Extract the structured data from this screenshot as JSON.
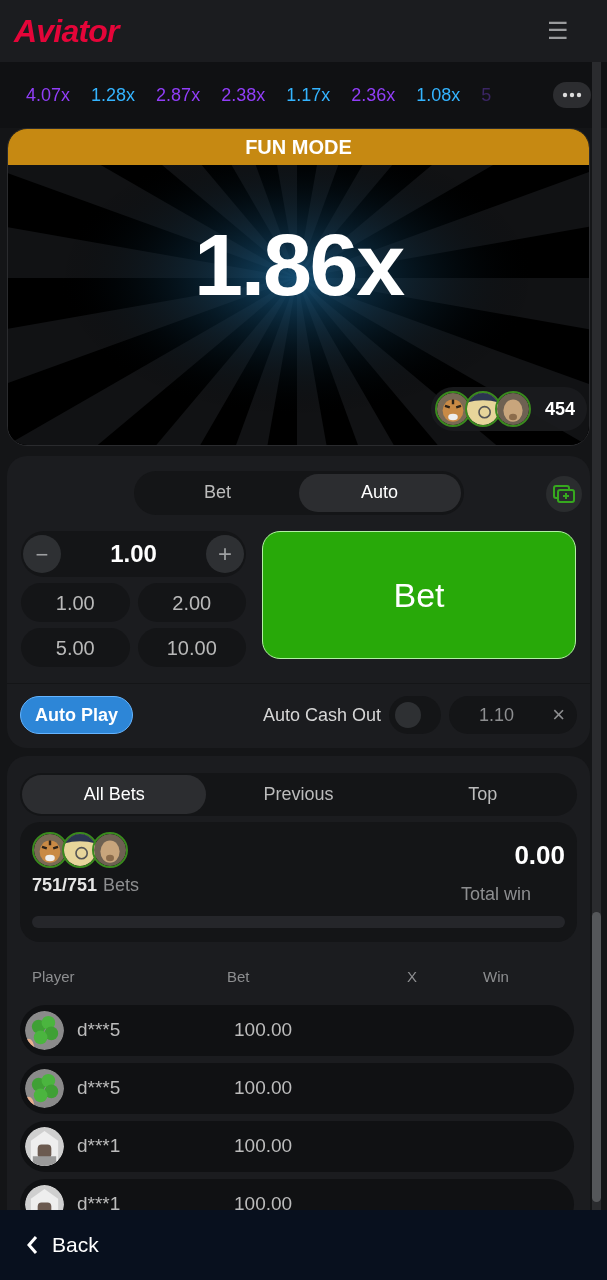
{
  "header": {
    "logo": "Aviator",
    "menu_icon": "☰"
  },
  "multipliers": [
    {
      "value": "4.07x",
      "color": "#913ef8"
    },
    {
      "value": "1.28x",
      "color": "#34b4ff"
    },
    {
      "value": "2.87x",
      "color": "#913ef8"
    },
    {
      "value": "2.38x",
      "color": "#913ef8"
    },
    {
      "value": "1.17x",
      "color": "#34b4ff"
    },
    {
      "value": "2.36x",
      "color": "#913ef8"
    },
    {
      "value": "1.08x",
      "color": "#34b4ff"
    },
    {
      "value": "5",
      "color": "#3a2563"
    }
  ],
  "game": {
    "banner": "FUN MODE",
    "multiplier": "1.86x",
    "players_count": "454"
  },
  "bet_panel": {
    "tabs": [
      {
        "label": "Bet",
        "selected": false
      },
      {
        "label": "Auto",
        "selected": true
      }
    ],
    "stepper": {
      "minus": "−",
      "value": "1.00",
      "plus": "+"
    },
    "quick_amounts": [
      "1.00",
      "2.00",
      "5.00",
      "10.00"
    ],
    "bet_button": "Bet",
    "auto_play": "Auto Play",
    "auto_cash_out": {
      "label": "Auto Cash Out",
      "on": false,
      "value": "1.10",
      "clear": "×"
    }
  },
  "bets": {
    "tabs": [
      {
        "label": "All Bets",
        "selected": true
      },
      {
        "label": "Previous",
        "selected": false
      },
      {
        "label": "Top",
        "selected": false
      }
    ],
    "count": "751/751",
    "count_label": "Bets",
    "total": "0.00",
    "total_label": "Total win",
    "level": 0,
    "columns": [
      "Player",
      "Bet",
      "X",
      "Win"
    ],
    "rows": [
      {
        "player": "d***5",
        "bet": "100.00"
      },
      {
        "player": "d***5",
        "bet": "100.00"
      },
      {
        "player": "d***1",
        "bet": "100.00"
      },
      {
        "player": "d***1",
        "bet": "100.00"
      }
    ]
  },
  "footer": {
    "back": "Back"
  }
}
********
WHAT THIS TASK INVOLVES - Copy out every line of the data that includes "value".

TASK ANSWER -
      "value": "4.07x",
      "value": "1.28x",
      "value": "2.87x",
      "value": "2.38x",
      "value": "1.17x",
      "value": "2.36x",
      "value": "1.08x",
      "value": "5",
      "value": "1.00",
      "value": "1.10",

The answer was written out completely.